§ What to work on: Repeat, exactly and completely, the entries shown underneath.

§ Element data from apps and pages:

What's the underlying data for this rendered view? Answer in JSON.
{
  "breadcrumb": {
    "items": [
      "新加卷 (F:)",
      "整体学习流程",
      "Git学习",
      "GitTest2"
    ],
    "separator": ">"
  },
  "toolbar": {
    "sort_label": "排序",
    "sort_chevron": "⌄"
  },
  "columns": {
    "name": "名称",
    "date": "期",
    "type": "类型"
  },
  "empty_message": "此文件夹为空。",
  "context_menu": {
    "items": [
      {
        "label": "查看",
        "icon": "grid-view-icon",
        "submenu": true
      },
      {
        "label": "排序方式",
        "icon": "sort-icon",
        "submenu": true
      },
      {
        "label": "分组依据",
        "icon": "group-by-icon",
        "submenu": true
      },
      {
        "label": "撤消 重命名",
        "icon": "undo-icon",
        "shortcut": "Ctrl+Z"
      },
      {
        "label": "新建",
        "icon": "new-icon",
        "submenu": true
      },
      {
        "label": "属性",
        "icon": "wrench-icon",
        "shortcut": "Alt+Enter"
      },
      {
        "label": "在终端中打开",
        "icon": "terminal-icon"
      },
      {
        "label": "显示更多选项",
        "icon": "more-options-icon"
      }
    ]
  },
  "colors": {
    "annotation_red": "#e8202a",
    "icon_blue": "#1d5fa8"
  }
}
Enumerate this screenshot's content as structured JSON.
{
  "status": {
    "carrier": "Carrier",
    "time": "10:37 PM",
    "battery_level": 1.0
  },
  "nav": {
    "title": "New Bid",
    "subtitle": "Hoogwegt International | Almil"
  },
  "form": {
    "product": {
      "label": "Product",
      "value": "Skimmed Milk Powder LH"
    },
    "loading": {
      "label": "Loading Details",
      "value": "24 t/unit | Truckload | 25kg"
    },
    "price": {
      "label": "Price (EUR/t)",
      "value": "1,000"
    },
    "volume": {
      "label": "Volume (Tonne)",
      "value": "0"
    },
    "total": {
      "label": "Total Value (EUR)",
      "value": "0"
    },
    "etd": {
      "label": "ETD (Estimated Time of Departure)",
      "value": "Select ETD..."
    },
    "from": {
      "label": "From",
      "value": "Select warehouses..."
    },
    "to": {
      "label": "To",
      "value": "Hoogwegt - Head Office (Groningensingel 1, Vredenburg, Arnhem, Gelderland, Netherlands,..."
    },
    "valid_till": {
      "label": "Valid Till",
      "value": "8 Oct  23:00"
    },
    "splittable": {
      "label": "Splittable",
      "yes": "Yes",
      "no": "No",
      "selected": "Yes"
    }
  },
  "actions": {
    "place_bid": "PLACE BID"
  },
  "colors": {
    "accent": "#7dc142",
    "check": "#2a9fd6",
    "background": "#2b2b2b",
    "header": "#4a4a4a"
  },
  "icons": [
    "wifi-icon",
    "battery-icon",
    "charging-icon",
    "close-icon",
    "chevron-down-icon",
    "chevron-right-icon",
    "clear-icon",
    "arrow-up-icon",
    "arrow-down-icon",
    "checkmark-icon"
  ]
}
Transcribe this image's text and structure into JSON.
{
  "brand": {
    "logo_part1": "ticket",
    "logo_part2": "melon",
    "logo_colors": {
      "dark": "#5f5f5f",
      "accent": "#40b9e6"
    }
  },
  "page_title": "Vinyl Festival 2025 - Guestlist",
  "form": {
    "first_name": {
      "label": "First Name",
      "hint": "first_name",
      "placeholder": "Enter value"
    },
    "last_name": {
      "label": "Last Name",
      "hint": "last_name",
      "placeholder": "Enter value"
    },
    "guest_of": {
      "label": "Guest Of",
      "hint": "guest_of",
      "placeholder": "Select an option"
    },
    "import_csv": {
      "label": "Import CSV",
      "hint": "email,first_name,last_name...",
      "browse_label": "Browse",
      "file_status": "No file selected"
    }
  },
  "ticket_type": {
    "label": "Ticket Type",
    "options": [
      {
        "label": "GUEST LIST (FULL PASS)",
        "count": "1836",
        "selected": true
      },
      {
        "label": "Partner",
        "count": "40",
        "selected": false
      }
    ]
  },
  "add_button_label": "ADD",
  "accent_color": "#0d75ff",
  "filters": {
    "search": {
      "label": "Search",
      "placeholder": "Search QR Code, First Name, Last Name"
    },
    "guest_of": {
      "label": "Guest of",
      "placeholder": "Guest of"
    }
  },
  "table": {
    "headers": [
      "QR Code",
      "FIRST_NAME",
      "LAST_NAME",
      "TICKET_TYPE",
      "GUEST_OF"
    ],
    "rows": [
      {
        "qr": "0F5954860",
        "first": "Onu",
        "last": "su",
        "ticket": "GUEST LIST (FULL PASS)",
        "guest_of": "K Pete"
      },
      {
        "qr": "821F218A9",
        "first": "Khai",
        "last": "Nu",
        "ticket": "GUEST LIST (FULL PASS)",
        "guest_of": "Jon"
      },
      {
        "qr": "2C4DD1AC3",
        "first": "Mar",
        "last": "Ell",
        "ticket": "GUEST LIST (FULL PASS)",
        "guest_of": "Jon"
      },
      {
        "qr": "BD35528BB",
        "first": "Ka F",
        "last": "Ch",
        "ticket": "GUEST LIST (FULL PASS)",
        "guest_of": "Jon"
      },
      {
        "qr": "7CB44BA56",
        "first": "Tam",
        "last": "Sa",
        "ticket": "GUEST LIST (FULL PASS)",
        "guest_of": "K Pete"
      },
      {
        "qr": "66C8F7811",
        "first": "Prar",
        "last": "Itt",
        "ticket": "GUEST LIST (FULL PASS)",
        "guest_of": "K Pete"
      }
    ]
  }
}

§ Exercise result:
What's the underlying data for this rendered view? Answer in JSON.
{
  "breadcrumb": {
    "items": [
      "新加卷 (F:)",
      "整体学习流程",
      "Git学习",
      "GitTest2"
    ],
    "separator": ">"
  },
  "toolbar": {
    "sort_label": "排序",
    "sort_chevron": "⌄"
  },
  "columns": {
    "name": "名称",
    "date": "期",
    "type": "类型"
  },
  "empty_message": "此文件夹为空。",
  "context_menu": {
    "items": [
      {
        "label": "查看",
        "icon": "grid-view-icon",
        "submenu": true
      },
      {
        "label": "排序方式",
        "icon": "sort-icon",
        "submenu": true
      },
      {
        "label": "分组依据",
        "icon": "group-by-icon",
        "submenu": true
      },
      {
        "label": "撤消 重命名",
        "icon": "undo-icon",
        "shortcut": "Ctrl+Z"
      },
      {
        "label": "新建",
        "icon": "new-icon",
        "submenu": true
      },
      {
        "label": "属性",
        "icon": "wrench-icon",
        "shortcut": "Alt+Enter"
      },
      {
        "label": "在终端中打开",
        "icon": "terminal-icon"
      },
      {
        "label": "显示更多选项",
        "icon": "more-options-icon"
      }
    ]
  },
  "colors": {
    "annotation_red": "#e8202a",
    "icon_blue": "#1d5fa8"
  }
}
Enumerate this screenshot's content as structured JSON.
{
  "status": {
    "carrier": "Carrier",
    "time": "10:37 PM",
    "battery_level": 1.0
  },
  "nav": {
    "title": "New Bid",
    "subtitle": "Hoogwegt International | Almil"
  },
  "form": {
    "product": {
      "label": "Product",
      "value": "Skimmed Milk Powder LH"
    },
    "loading": {
      "label": "Loading Details",
      "value": "24 t/unit | Truckload | 25kg"
    },
    "price": {
      "label": "Price (EUR/t)",
      "value": "1,000"
    },
    "volume": {
      "label": "Volume (Tonne)",
      "value": "0"
    },
    "total": {
      "label": "Total Value (EUR)",
      "value": "0"
    },
    "etd": {
      "label": "ETD (Estimated Time of Departure)",
      "value": "Select ETD..."
    },
    "from": {
      "label": "From",
      "value": "Select warehouses..."
    },
    "to": {
      "label": "To",
      "value": "Hoogwegt - Head Office (Groningensingel 1, Vredenburg, Arnhem, Gelderland, Netherlands,..."
    },
    "valid_till": {
      "label": "Valid Till",
      "value": "8 Oct  23:00"
    },
    "splittable": {
      "label": "Splittable",
      "yes": "Yes",
      "no": "No",
      "selected": "Yes"
    }
  },
  "actions": {
    "place_bid": "PLACE BID"
  },
  "colors": {
    "accent": "#7dc142",
    "check": "#2a9fd6",
    "background": "#2b2b2b",
    "header": "#4a4a4a"
  },
  "icons": [
    "wifi-icon",
    "battery-icon",
    "charging-icon",
    "close-icon",
    "chevron-down-icon",
    "chevron-right-icon",
    "clear-icon",
    "arrow-up-icon",
    "arrow-down-icon",
    "checkmark-icon"
  ]
}
Transcribe this image's text and structure into JSON.
{
  "brand": {
    "logo_part1": "ticket",
    "logo_part2": "melon",
    "logo_colors": {
      "dark": "#5f5f5f",
      "accent": "#40b9e6"
    }
  },
  "page_title": "Vinyl Festival 2025 - Guestlist",
  "form": {
    "first_name": {
      "label": "First Name",
      "hint": "first_name",
      "placeholder": "Enter value"
    },
    "last_name": {
      "label": "Last Name",
      "hint": "last_name",
      "placeholder": "Enter value"
    },
    "guest_of": {
      "label": "Guest Of",
      "hint": "guest_of",
      "placeholder": "Select an option"
    },
    "import_csv": {
      "label": "Import CSV",
      "hint": "email,first_name,last_name...",
      "browse_label": "Browse",
      "file_status": "No file selected"
    }
  },
  "ticket_type": {
    "label": "Ticket Type",
    "options": [
      {
        "label": "GUEST LIST (FULL PASS)",
        "count": "1836",
        "selected": true
      },
      {
        "label": "Partner",
        "count": "40",
        "selected": false
      }
    ]
  },
  "add_button_label": "ADD",
  "accent_color": "#0d75ff",
  "filters": {
    "search": {
      "label": "Search",
      "placeholder": "Search QR Code, First Name, Last Name"
    },
    "guest_of": {
      "label": "Guest of",
      "placeholder": "Guest of"
    }
  },
  "table": {
    "headers": [
      "QR Code",
      "FIRST_NAME",
      "LAST_NAME",
      "TICKET_TYPE",
      "GUEST_OF"
    ],
    "rows": [
      {
        "qr": "0F5954860",
        "first": "Onu",
        "last": "su",
        "ticket": "GUEST LIST (FULL PASS)",
        "guest_of": "K Pete"
      },
      {
        "qr": "821F218A9",
        "first": "Khai",
        "last": "Nu",
        "ticket": "GUEST LIST (FULL PASS)",
        "guest_of": "Jon"
      },
      {
        "qr": "2C4DD1AC3",
        "first": "Mar",
        "last": "Ell",
        "ticket": "GUEST LIST (FULL PASS)",
        "guest_of": "Jon"
      },
      {
        "qr": "BD35528BB",
        "first": "Ka F",
        "last": "Ch",
        "ticket": "GUEST LIST (FULL PASS)",
        "guest_of": "Jon"
      },
      {
        "qr": "7CB44BA56",
        "first": "Tam",
        "last": "Sa",
        "ticket": "GUEST LIST (FULL PASS)",
        "guest_of": "K Pete"
      },
      {
        "qr": "66C8F7811",
        "first": "Prar",
        "last": "Itt",
        "ticket": "GUEST LIST (FULL PASS)",
        "guest_of": "K Pete"
      }
    ]
  }
}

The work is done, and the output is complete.